(WHAT IS EXPECTED) Line by line, the data below should be set down unchanged, with images excluded.

--- DATASET ENTRIES Enclosed Below ---

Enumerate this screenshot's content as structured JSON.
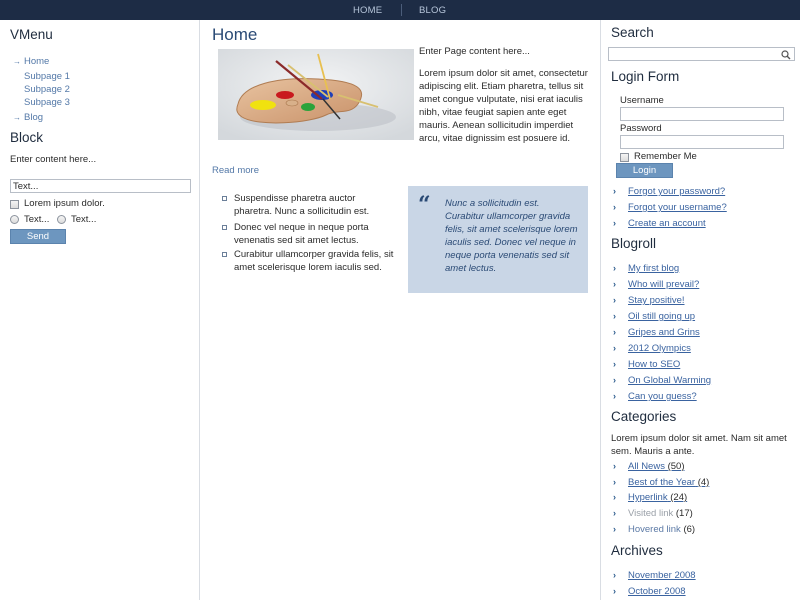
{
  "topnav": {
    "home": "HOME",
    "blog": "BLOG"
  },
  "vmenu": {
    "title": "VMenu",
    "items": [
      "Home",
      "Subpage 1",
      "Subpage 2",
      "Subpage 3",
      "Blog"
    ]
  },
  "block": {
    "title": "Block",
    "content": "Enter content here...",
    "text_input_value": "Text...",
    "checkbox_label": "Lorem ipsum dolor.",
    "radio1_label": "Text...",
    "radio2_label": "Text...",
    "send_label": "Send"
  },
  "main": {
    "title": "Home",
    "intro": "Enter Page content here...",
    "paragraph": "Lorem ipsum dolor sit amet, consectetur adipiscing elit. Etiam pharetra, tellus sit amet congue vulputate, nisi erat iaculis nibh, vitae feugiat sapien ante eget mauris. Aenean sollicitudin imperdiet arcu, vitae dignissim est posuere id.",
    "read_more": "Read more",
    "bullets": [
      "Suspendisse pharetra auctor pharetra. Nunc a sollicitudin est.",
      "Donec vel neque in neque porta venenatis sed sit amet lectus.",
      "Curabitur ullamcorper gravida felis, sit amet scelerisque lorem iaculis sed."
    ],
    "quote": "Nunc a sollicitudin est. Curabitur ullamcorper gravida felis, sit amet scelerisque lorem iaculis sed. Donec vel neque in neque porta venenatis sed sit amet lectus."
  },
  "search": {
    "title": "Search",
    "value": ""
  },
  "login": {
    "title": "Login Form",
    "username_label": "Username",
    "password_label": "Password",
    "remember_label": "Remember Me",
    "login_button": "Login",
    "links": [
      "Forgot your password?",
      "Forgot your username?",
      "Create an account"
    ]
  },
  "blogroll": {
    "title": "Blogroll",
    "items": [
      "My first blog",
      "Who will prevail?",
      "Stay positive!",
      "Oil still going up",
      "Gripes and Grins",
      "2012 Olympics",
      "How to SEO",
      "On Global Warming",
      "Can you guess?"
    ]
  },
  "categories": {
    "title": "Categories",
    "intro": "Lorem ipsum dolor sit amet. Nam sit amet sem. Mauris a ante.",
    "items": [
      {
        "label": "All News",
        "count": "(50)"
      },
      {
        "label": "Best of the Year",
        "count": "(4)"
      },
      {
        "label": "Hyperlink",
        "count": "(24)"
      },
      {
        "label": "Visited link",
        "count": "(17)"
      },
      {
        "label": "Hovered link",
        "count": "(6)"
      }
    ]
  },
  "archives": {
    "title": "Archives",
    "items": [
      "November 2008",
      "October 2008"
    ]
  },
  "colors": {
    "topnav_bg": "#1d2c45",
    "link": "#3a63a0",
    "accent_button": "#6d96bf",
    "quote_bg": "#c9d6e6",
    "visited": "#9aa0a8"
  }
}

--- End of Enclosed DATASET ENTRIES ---

(THE COMPLETED TASK)
Enumerate this screenshot's content as structured JSON.
{
  "topnav": {
    "home": "HOME",
    "blog": "BLOG"
  },
  "vmenu": {
    "title": "VMenu",
    "items": [
      "Home",
      "Subpage 1",
      "Subpage 2",
      "Subpage 3",
      "Blog"
    ]
  },
  "block": {
    "title": "Block",
    "content": "Enter content here...",
    "text_input_value": "Text...",
    "checkbox_label": "Lorem ipsum dolor.",
    "radio1_label": "Text...",
    "radio2_label": "Text...",
    "send_label": "Send"
  },
  "main": {
    "title": "Home",
    "intro": "Enter Page content here...",
    "paragraph": "Lorem ipsum dolor sit amet, consectetur adipiscing elit. Etiam pharetra, tellus sit amet congue vulputate, nisi erat iaculis nibh, vitae feugiat sapien ante eget mauris. Aenean sollicitudin imperdiet arcu, vitae dignissim est posuere id.",
    "read_more": "Read more",
    "bullets": [
      "Suspendisse pharetra auctor pharetra. Nunc a sollicitudin est.",
      "Donec vel neque in neque porta venenatis sed sit amet lectus.",
      "Curabitur ullamcorper gravida felis, sit amet scelerisque lorem iaculis sed."
    ],
    "quote": "Nunc a sollicitudin est. Curabitur ullamcorper gravida felis, sit amet scelerisque lorem iaculis sed. Donec vel neque in neque porta venenatis sed sit amet lectus."
  },
  "search": {
    "title": "Search",
    "value": ""
  },
  "login": {
    "title": "Login Form",
    "username_label": "Username",
    "password_label": "Password",
    "remember_label": "Remember Me",
    "login_button": "Login",
    "links": [
      "Forgot your password?",
      "Forgot your username?",
      "Create an account"
    ]
  },
  "blogroll": {
    "title": "Blogroll",
    "items": [
      "My first blog",
      "Who will prevail?",
      "Stay positive!",
      "Oil still going up",
      "Gripes and Grins",
      "2012 Olympics",
      "How to SEO",
      "On Global Warming",
      "Can you guess?"
    ]
  },
  "categories": {
    "title": "Categories",
    "intro": "Lorem ipsum dolor sit amet. Nam sit amet sem. Mauris a ante.",
    "items": [
      {
        "label": "All News",
        "count": "(50)"
      },
      {
        "label": "Best of the Year",
        "count": "(4)"
      },
      {
        "label": "Hyperlink",
        "count": "(24)"
      },
      {
        "label": "Visited link",
        "count": "(17)"
      },
      {
        "label": "Hovered link",
        "count": "(6)"
      }
    ]
  },
  "archives": {
    "title": "Archives",
    "items": [
      "November 2008",
      "October 2008"
    ]
  },
  "colors": {
    "topnav_bg": "#1d2c45",
    "link": "#3a63a0",
    "accent_button": "#6d96bf",
    "quote_bg": "#c9d6e6",
    "visited": "#9aa0a8"
  }
}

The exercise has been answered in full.